(Website and app data records)
───
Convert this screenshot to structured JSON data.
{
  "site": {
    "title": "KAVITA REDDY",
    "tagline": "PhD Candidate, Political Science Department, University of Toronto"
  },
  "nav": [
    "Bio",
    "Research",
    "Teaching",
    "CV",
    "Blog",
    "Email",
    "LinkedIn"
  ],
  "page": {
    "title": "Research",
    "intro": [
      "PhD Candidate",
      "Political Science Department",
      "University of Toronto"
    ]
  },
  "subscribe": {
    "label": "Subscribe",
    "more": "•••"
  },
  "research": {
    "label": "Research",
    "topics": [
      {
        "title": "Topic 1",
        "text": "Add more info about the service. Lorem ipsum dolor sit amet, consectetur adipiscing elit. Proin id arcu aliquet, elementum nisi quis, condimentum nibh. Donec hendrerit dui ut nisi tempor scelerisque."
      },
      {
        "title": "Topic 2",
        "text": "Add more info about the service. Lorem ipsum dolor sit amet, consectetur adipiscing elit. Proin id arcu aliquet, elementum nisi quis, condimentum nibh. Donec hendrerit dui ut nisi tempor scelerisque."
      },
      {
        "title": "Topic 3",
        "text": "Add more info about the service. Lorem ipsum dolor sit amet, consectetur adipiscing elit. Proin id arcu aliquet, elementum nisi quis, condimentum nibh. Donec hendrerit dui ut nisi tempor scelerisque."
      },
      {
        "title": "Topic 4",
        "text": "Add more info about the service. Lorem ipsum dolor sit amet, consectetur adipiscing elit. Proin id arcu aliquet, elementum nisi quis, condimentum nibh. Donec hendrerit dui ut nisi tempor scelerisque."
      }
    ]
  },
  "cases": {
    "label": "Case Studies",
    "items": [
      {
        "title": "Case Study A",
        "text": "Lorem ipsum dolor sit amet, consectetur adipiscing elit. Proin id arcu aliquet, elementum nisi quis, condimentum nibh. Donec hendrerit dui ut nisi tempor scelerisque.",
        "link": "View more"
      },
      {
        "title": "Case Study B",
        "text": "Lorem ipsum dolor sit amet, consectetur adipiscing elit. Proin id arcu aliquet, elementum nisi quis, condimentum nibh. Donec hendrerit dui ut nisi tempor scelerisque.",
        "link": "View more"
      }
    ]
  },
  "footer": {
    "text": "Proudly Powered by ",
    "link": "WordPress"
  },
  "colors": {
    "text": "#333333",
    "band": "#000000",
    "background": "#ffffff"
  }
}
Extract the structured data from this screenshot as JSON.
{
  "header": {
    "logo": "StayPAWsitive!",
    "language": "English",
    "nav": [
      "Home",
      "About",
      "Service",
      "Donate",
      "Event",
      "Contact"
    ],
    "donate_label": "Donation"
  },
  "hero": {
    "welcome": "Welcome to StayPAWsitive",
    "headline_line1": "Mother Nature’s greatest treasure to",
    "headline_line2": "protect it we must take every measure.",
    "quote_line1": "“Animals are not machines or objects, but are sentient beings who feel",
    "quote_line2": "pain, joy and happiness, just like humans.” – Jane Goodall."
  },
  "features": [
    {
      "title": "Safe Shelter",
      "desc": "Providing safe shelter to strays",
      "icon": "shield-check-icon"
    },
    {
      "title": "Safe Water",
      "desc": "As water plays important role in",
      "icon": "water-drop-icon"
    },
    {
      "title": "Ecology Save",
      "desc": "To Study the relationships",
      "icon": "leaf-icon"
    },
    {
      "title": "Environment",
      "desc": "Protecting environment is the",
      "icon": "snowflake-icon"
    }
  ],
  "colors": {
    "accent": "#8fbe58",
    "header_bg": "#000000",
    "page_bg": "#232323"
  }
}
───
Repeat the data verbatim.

Convert this screenshot to structured JSON data.
{
  "site": {
    "title": "KAVITA REDDY",
    "tagline": "PhD Candidate, Political Science Department, University of Toronto"
  },
  "nav": [
    "Bio",
    "Research",
    "Teaching",
    "CV",
    "Blog",
    "Email",
    "LinkedIn"
  ],
  "page": {
    "title": "Research",
    "intro": [
      "PhD Candidate",
      "Political Science Department",
      "University of Toronto"
    ]
  },
  "subscribe": {
    "label": "Subscribe",
    "more": "•••"
  },
  "research": {
    "label": "Research",
    "topics": [
      {
        "title": "Topic 1",
        "text": "Add more info about the service. Lorem ipsum dolor sit amet, consectetur adipiscing elit. Proin id arcu aliquet, elementum nisi quis, condimentum nibh. Donec hendrerit dui ut nisi tempor scelerisque."
      },
      {
        "title": "Topic 2",
        "text": "Add more info about the service. Lorem ipsum dolor sit amet, consectetur adipiscing elit. Proin id arcu aliquet, elementum nisi quis, condimentum nibh. Donec hendrerit dui ut nisi tempor scelerisque."
      },
      {
        "title": "Topic 3",
        "text": "Add more info about the service. Lorem ipsum dolor sit amet, consectetur adipiscing elit. Proin id arcu aliquet, elementum nisi quis, condimentum nibh. Donec hendrerit dui ut nisi tempor scelerisque."
      },
      {
        "title": "Topic 4",
        "text": "Add more info about the service. Lorem ipsum dolor sit amet, consectetur adipiscing elit. Proin id arcu aliquet, elementum nisi quis, condimentum nibh. Donec hendrerit dui ut nisi tempor scelerisque."
      }
    ]
  },
  "cases": {
    "label": "Case Studies",
    "items": [
      {
        "title": "Case Study A",
        "text": "Lorem ipsum dolor sit amet, consectetur adipiscing elit. Proin id arcu aliquet, elementum nisi quis, condimentum nibh. Donec hendrerit dui ut nisi tempor scelerisque.",
        "link": "View more"
      },
      {
        "title": "Case Study B",
        "text": "Lorem ipsum dolor sit amet, consectetur adipiscing elit. Proin id arcu aliquet, elementum nisi quis, condimentum nibh. Donec hendrerit dui ut nisi tempor scelerisque.",
        "link": "View more"
      }
    ]
  },
  "footer": {
    "text": "Proudly Powered by ",
    "link": "WordPress"
  },
  "colors": {
    "text": "#333333",
    "band": "#000000",
    "background": "#ffffff"
  }
}
Extract the structured data from this screenshot as JSON.
{
  "header": {
    "logo": "StayPAWsitive!",
    "language": "English",
    "nav": [
      "Home",
      "About",
      "Service",
      "Donate",
      "Event",
      "Contact"
    ],
    "donate_label": "Donation"
  },
  "hero": {
    "welcome": "Welcome to StayPAWsitive",
    "headline_line1": "Mother Nature’s greatest treasure to",
    "headline_line2": "protect it we must take every measure.",
    "quote_line1": "“Animals are not machines or objects, but are sentient beings who feel",
    "quote_line2": "pain, joy and happiness, just like humans.” – Jane Goodall."
  },
  "features": [
    {
      "title": "Safe Shelter",
      "desc": "Providing safe shelter to strays",
      "icon": "shield-check-icon"
    },
    {
      "title": "Safe Water",
      "desc": "As water plays important role in",
      "icon": "water-drop-icon"
    },
    {
      "title": "Ecology Save",
      "desc": "To Study the relationships",
      "icon": "leaf-icon"
    },
    {
      "title": "Environment",
      "desc": "Protecting environment is the",
      "icon": "snowflake-icon"
    }
  ],
  "colors": {
    "accent": "#8fbe58",
    "header_bg": "#000000",
    "page_bg": "#232323"
  }
}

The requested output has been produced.